• **What is expected**
Identify and pull out each line of the entries in which "value" occurs.

Web page and app entries:
+++

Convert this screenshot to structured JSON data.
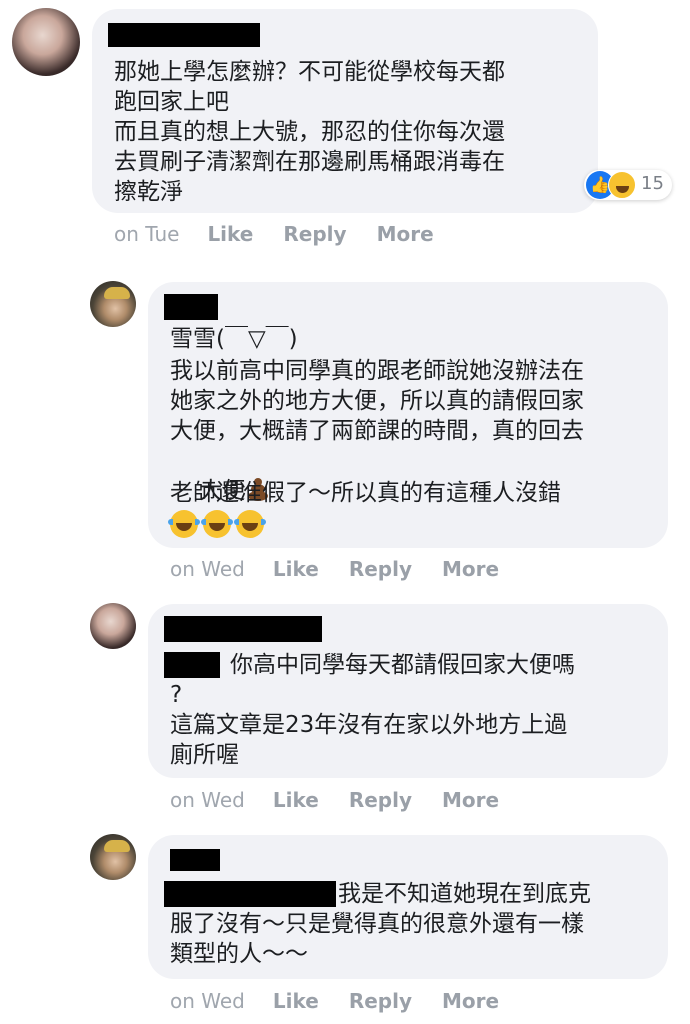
{
  "comments": [
    {
      "lines": [
        "那她上學怎麼辦？不可能從學校每天都",
        "跑回家上吧",
        "而且真的想上大號，那忍的住你每次還",
        "去買刷子清潔劑在那邊刷馬桶跟消毒在",
        "擦乾淨"
      ],
      "reaction_count": "15",
      "time": "on Tue"
    },
    {
      "lines": [
        "雪雪(￣▽￣)",
        "我以前高中同學真的跟老師說她沒辦法在",
        "她家之外的地方大便，所以真的請假回家",
        "大便，大概請了兩節課的時間，真的回去",
        "大便",
        "老師還准假了～所以真的有這種人沒錯"
      ],
      "time": "on Wed"
    },
    {
      "lines": [
        "你高中同學每天都請假回家大便嗎",
        "?",
        "這篇文章是23年沒有在家以外地方上過",
        "廁所喔"
      ],
      "time": "on Wed"
    },
    {
      "lines": [
        "我是不知道她現在到底克",
        "服了沒有～只是覺得真的很意外還有一樣",
        "類型的人～～"
      ],
      "time": "on Wed"
    }
  ],
  "actions": {
    "like": "Like",
    "reply": "Reply",
    "more": "More"
  },
  "icons": [
    "like-reaction-icon",
    "haha-reaction-icon",
    "poop-emoji",
    "tears-of-joy-emoji"
  ],
  "colors": {
    "bubble": "#f1f2f6",
    "meta": "#8d949e",
    "like_blue": "#1877f2"
  }
}
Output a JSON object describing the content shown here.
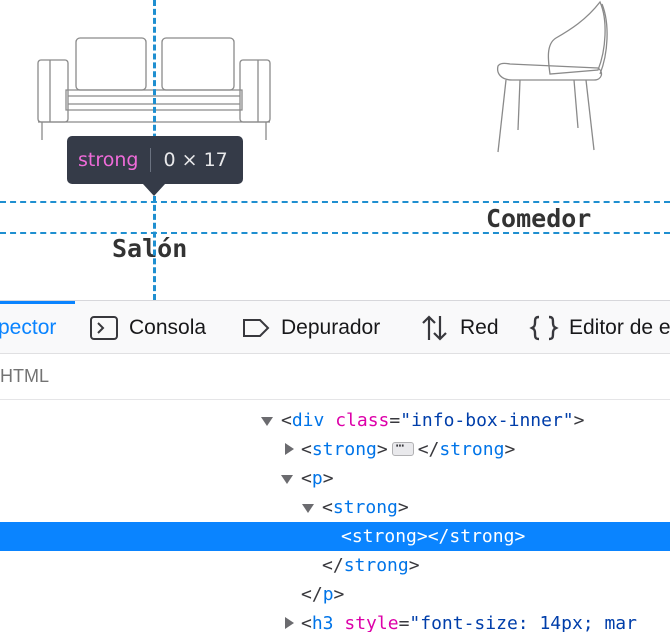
{
  "preview": {
    "infobar": {
      "tag": "strong",
      "dimensions": "0 × 17"
    },
    "labels": {
      "comedor": "Comedor",
      "salon": "Salón"
    }
  },
  "devtools": {
    "tabs": [
      {
        "label": "pector",
        "icon": "inspector-icon",
        "selected": true
      },
      {
        "label": "Consola",
        "icon": "console-icon",
        "selected": false
      },
      {
        "label": "Depurador",
        "icon": "debugger-icon",
        "selected": false
      },
      {
        "label": "Red",
        "icon": "network-icon",
        "selected": false
      },
      {
        "label": "Editor de e",
        "icon": "style-editor-icon",
        "selected": false
      }
    ],
    "breadcrumb": "HTML",
    "markup": {
      "l0": {
        "open": "<",
        "tag": "div",
        "attr": "class",
        "eq": "=",
        "value": "\"info-box-inner\"",
        "close": ">"
      },
      "l1": {
        "open": "<",
        "tag": "strong",
        "close": ">",
        "end_open": "</",
        "end_tag": "strong",
        "end_close": ">"
      },
      "l2": {
        "open": "<",
        "tag": "p",
        "close": ">"
      },
      "l3": {
        "open": "<",
        "tag": "strong",
        "close": ">"
      },
      "l4": {
        "open": "<",
        "tag": "strong",
        "close": ">",
        "end_open": "</",
        "end_tag": "strong",
        "end_close": ">"
      },
      "l5": {
        "end_open": "</",
        "end_tag": "strong",
        "end_close": ">"
      },
      "l6": {
        "end_open": "</",
        "end_tag": "p",
        "end_close": ">"
      },
      "l7": {
        "open": "<",
        "tag": "h3",
        "attr": "style",
        "eq": "=",
        "value": "\"font-size: 14px; mar"
      }
    }
  }
}
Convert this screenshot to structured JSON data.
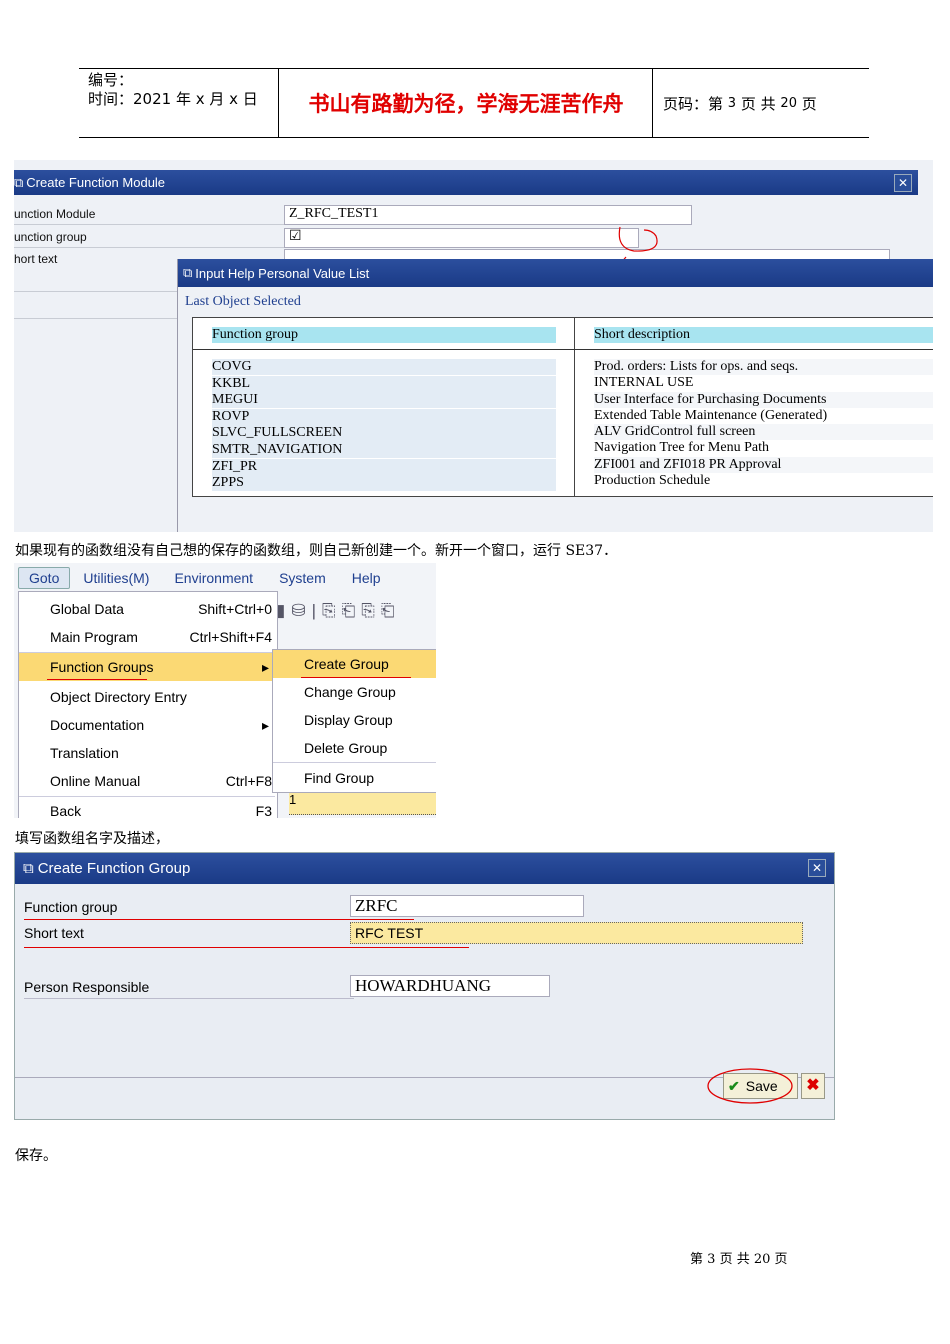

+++

• **Solution for this exercise**
        "value": "\"info-box-inner\"",
        "value": "\"font-size: 14px; mar"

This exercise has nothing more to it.